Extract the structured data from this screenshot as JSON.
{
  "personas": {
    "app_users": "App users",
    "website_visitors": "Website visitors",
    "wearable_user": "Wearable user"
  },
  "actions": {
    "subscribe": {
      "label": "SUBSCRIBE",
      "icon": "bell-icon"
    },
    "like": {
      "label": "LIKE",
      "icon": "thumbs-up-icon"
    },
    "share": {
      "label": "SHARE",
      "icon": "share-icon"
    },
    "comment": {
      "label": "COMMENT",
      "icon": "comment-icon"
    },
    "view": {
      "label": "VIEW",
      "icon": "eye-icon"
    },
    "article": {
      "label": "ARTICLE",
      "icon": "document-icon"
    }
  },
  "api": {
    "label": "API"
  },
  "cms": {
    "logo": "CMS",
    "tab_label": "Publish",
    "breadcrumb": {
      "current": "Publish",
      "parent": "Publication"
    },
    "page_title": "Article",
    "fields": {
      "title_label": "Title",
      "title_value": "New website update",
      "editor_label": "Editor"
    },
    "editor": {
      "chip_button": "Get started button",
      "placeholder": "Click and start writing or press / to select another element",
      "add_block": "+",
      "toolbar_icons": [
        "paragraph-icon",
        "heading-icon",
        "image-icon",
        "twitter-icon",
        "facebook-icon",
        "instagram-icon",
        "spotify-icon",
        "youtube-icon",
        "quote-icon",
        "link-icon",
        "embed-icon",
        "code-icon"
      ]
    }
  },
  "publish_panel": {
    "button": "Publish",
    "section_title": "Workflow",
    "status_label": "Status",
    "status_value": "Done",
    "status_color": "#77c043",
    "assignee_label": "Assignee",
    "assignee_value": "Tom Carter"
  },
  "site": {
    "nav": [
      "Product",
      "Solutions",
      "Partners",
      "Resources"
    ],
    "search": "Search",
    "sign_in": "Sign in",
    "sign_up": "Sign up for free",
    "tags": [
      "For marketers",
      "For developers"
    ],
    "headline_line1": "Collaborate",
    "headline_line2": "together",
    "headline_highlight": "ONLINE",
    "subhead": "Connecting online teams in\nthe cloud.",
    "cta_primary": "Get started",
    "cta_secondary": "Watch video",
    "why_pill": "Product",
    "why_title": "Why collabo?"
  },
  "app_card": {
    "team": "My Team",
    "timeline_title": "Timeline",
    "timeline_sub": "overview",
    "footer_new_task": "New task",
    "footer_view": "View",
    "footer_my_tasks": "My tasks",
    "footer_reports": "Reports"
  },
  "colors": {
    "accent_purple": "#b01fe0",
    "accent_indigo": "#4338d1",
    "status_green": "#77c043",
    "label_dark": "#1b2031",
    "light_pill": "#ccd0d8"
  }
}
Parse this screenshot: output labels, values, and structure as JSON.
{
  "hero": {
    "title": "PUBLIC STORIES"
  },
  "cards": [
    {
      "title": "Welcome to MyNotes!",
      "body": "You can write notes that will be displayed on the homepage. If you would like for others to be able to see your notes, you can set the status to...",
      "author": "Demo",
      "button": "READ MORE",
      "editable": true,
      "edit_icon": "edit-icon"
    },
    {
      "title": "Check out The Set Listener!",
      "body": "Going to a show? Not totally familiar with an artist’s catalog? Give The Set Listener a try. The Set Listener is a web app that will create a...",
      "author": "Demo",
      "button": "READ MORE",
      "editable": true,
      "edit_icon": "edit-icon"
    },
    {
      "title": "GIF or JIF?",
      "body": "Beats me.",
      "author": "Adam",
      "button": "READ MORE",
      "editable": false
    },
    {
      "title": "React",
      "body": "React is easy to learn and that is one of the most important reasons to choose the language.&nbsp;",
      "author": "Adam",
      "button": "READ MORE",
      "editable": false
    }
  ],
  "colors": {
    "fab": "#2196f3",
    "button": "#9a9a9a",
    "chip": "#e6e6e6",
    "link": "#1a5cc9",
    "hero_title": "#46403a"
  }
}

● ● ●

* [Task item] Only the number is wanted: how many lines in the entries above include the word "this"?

* [Written answer] 2